Today in restaurant and grocery tech news, Starbucks’ CEO Kevin Johnson discusses the chain’s intentions to leverage brand partnerships to drive more value for loyalty program members, while South Korea’s online grocery startup Kurly estimates a $5.9 billion valuation following its summer 2022 initial public offering (IPO). Plus, Brian Ballard, SVP of Solution Delivery at technology firm TeamViewer, argues for the hybrid workforce future of eGrocery fulfillment.
Grocery Startup Kurly Seeks $5.9B Valuation After IPO
South Korea’s online grocery startup Kurly is estimating a value of $5.9 billion following its IPO. As TechCrunch reported on Friday (Oct. 29), Kurly declined to say how much it plans to raise through its offering, but said it is likely to go public in June of 2022.

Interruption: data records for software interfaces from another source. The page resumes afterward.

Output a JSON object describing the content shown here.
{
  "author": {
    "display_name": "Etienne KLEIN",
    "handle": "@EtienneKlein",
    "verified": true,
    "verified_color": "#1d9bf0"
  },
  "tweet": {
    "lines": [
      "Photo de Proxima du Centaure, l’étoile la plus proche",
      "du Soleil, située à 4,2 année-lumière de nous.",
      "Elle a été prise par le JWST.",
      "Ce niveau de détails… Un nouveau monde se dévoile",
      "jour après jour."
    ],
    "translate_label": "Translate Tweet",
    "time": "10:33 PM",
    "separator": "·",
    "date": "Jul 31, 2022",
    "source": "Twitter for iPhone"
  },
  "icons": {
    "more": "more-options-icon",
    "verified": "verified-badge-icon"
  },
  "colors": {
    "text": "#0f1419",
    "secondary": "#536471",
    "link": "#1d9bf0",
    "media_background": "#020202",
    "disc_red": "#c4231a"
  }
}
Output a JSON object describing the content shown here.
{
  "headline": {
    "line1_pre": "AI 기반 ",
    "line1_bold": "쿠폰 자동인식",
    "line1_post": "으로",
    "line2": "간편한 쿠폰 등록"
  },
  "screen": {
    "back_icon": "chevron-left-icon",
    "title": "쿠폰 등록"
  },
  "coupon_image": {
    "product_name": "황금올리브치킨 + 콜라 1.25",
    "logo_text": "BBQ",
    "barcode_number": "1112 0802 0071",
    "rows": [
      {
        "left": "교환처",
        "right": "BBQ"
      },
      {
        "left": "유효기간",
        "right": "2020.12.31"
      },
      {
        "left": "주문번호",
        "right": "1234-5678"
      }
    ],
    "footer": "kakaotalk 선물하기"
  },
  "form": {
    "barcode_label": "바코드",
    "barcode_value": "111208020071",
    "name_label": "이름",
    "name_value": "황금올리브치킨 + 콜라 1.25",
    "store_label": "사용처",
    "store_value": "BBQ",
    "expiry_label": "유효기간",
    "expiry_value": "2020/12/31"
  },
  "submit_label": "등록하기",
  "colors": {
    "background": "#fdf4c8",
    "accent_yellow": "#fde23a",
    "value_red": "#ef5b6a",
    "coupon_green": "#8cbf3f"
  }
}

Starbucks Looks to Double-Dip Loyalty With Blockchain-Enabled Cross-Brand Rewards
On a call with analysts on Thursday (Oct. 28), Starbucks’ President and CEO Kevin Johnson shared an upcoming change to Starbucks’ loyalty program that could transform how rewards function across the restaurant industry: allowing other brands to link to the coffeehouse’s own program.
Swedish FoodTech N!CK’S Snags $100M for Worldwide Growth
Sweden-based FoodTech N!CK’S, which makes healthy snacks and ice cream, announced Thursday (Oct. 28) that it wrapped up a $100 million Series C fundraising round. This funding will fuel increased growth in Europe and North America, as well as product portfolio expansion and the doubling of its store count in 2022, according to a UK Tech News report.
Restaurant Roundup: Robotic Delivery Expands as eCommerce Comes for Breakfast
C3 partnered with robotic delivery company Coco for remote-controlled delivery fulfillment, while Waitr teamed up with Denny’s to grow its breakfast sales. Restaurant group Dig also announced the success of its recent Series F funding round, and KFC tapped a Nintendo of America veteran to come onboard as KFC’s new chief marketing officer and grow eCommerce sales.
Hybrid Robot/Human Picking Can Ease eGrocers’ Labor Challenges
The in-store picking model may have worked for grocers when online orders represented only a tiny portion of all shares, but the rise in adoption has made its flaws glaringly obvious. Brian Ballard, SVP of Solution Delivery at technology firm TeamViewer, argues in an interview with PYMNTS that grocers can equip their human employees with automated tools to create a more efficient “connected workforce.”